He has proved to be equally popular at Bolton, winning their player of the year award in 2010 and making 130 first team appearances so far. The reaction of his teammates and fellow professionals (many of whom will have been on the end of his robust challenges over the years) following what happened tells its own story. He is dearly loved and I have trawled through the web trying to find one bad word against him. Aside from a handful of cretins on Twitter in the last couple of days, I have found nothing. He is genuinely one of the nice guys and throughout his career everyone has spoken of him in the highest possible terms. His humility, devotion to his family and consideration for others has always shone through and it was regularly commented on well before the awful events of last Saturday.
Here’s hoping he makes it 131 appearances one day. I’m sure I speak for everyone who reads this when I say that our thoughts are with him and his family.
So apparently there *is* such a thing as a good asylum seeker. Shame not everyone can be a Premiership footballer, I suppose. (And get well soon, Fabrice).
Bob Sutton reports:
At lunchtime on Friday 29 July Women Asylum Seekers Together, a group based in Manchester, marched through Liverpool’s city centre
demonstrating against the treatment of migrants by the UK Borders Agency. There
were at least 60 people, mostly but not solely women, many with children. Their
leaflet agitated against both the ways in which all migrants are oppressed by
immigration controls – denial of the right to work, detention etc. as well as
the ‘double’ oppressions they face as women such as sexual humiliation and
denial of healthcare.
Even though the police seemed to be doing everything
in their power to take us down back alleys, preventing all but four people
getting anywhere near Reliance House – Liverpool’s reporting centre, the
demo was spirited and lively – comrades from Zimbabwe were leading the singing
and a load of leaflets got given out to people on the pavements.

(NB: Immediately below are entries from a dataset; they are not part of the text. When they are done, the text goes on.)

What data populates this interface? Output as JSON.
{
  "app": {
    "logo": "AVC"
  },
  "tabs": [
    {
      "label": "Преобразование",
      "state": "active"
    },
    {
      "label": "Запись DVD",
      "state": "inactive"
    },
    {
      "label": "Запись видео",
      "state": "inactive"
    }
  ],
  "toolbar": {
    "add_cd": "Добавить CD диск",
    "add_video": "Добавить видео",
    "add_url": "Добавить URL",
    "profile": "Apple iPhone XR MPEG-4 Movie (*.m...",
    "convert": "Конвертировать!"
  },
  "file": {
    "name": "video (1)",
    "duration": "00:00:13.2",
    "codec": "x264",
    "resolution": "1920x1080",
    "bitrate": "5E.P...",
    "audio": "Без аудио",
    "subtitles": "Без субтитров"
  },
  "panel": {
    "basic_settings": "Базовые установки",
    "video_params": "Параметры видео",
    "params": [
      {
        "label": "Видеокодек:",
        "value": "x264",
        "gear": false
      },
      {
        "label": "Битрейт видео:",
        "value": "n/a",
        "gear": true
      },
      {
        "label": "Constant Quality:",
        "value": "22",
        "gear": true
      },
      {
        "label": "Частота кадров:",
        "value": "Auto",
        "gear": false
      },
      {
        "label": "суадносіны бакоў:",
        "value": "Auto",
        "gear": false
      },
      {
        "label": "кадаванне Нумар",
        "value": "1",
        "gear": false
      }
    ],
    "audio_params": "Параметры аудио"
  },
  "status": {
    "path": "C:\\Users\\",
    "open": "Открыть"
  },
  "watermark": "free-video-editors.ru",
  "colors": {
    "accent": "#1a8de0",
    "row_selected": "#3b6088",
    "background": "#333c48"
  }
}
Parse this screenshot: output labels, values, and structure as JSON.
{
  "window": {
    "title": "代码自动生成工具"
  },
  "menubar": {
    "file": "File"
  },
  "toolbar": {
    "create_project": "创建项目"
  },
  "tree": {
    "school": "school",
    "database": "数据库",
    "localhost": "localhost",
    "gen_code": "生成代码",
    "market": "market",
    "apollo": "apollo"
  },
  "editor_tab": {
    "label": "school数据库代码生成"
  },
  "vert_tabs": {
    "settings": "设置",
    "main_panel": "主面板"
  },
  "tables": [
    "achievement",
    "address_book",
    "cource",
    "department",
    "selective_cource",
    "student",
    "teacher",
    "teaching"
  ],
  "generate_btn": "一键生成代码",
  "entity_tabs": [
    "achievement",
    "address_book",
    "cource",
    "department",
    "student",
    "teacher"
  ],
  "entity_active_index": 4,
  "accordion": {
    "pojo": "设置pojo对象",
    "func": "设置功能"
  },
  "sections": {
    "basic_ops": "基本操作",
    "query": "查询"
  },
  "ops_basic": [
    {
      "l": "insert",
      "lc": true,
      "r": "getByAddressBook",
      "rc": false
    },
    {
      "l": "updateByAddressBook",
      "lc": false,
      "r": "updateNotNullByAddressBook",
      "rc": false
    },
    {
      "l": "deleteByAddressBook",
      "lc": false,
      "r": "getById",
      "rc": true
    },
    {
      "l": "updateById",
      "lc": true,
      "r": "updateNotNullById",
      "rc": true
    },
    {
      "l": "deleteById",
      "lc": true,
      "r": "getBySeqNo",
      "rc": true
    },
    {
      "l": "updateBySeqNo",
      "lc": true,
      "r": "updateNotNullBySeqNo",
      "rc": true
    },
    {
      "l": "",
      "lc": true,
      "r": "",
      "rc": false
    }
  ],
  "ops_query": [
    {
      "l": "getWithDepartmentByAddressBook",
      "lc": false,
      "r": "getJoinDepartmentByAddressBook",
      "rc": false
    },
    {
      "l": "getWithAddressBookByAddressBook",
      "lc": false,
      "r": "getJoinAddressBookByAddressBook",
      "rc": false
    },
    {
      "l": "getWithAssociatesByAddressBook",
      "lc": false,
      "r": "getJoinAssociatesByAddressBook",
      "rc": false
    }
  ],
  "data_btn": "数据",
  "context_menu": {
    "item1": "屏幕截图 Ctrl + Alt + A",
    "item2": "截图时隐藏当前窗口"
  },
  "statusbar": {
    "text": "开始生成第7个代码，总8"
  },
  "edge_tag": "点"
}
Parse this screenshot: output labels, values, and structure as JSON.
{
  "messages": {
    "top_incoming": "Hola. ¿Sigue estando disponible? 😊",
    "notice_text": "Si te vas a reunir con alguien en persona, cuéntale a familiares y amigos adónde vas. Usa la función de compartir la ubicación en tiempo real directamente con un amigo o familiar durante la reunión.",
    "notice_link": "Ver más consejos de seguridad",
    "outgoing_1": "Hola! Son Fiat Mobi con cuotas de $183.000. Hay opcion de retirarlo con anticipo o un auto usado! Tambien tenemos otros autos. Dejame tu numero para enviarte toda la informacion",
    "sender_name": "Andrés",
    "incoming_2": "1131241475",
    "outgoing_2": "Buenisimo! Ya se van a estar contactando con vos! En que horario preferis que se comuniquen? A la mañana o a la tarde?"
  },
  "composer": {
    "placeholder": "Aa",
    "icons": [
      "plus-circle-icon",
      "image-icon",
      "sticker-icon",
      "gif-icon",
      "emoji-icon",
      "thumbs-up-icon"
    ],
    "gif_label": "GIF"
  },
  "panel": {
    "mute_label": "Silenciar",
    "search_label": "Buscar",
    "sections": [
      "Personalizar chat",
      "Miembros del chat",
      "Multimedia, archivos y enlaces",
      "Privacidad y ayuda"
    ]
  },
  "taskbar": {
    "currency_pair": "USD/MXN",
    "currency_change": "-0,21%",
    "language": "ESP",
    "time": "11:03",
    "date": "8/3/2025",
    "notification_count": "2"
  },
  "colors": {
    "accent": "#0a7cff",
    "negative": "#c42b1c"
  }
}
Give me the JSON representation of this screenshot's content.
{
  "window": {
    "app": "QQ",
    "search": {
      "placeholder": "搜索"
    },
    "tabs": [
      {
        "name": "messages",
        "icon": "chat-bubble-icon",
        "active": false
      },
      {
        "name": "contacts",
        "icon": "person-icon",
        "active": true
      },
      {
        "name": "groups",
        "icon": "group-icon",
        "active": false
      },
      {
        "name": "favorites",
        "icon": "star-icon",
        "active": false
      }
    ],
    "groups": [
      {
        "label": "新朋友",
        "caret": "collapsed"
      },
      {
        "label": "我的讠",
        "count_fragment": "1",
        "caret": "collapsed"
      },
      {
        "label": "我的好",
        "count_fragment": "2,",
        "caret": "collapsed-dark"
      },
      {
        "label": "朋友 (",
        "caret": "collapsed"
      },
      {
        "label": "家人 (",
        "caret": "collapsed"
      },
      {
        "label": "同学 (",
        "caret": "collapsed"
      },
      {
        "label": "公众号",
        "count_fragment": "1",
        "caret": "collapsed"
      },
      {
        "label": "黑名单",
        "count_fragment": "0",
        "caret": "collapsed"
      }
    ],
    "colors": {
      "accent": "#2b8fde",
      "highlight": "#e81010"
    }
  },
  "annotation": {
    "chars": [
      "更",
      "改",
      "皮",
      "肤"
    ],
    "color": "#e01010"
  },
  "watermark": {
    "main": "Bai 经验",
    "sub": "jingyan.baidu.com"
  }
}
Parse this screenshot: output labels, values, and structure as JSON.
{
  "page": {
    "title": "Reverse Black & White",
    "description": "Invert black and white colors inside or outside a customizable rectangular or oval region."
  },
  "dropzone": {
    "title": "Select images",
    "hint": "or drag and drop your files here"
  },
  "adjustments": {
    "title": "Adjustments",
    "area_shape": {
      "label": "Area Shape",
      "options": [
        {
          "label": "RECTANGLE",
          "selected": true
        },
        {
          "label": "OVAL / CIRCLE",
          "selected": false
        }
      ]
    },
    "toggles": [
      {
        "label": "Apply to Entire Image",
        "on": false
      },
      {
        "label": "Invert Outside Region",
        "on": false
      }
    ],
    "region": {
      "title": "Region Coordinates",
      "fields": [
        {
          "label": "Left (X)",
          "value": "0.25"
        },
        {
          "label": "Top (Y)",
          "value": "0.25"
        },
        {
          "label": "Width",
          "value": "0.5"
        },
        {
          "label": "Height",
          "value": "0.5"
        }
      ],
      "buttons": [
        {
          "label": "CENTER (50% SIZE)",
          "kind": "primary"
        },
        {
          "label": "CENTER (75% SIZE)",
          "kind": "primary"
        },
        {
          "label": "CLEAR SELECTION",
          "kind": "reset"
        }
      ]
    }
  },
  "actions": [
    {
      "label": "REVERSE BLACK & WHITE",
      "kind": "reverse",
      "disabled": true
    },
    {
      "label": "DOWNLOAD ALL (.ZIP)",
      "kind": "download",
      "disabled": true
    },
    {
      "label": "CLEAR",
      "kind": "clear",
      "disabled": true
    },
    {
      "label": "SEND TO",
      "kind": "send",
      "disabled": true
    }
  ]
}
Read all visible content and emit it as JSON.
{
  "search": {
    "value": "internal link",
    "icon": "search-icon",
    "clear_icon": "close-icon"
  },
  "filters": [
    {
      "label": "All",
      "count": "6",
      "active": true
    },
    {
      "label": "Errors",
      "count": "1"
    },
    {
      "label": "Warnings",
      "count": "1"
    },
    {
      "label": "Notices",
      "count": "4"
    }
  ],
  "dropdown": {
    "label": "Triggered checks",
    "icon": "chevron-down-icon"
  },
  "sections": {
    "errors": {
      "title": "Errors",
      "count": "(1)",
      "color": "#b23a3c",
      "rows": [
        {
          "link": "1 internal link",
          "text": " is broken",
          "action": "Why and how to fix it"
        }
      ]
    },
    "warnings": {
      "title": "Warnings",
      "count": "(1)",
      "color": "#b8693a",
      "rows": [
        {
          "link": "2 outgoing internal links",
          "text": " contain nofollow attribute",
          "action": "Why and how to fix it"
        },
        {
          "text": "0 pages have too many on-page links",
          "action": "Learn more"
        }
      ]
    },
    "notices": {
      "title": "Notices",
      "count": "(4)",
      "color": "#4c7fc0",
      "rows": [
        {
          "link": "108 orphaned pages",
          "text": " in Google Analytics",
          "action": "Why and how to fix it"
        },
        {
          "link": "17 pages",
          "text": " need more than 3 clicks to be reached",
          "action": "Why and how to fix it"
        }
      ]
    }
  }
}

A small group (8-10) with a couple of flags calling
themselves ‘Huyton EDL’ popped up at several points to sneer. They were all
young and most were probably not much older than 14, but the police showed no
intention of preventing them get as close as they liked to the march, and
apparently after we had left there was some pretty vicious verbal abuse directed
at some of the women. When I’d asked them what they thought they were doing
one of the older ones started gabbling about the ‘asylum system not being strict
enough’ – at which point an officer intervened as I had apparently been
intimidating the EDLer!
However overall there were far more people visibly
showing support for the demo, and most people on it ignored the EDL. I imagine
if you’ve escaped political persecution in Sri Lanka or Cameroon, then faced
Britain’s Immigration system, and still had the courage to take part in a
political deminstration, surrounded by police, in the knowledge that doing so
might have massive implications for your case and circumstances, the fairly
pitiful and confused bunch of misled kids that the far right was, on this
occasion, able to mobilise is probably put into perspective.
There was one Unite banner that I saw as well as the Merseyside
Women Against the Cuts International Womens’ Day one…
I’ve got a couple of photos on my phone of the demo
and of a couple of placards saying things like ‘Zimbabwe is no place to be an
NB: it’s a pity we at Shiraz didn’t know about this event in advance; we’ll do our best to publicise future activities by WAST.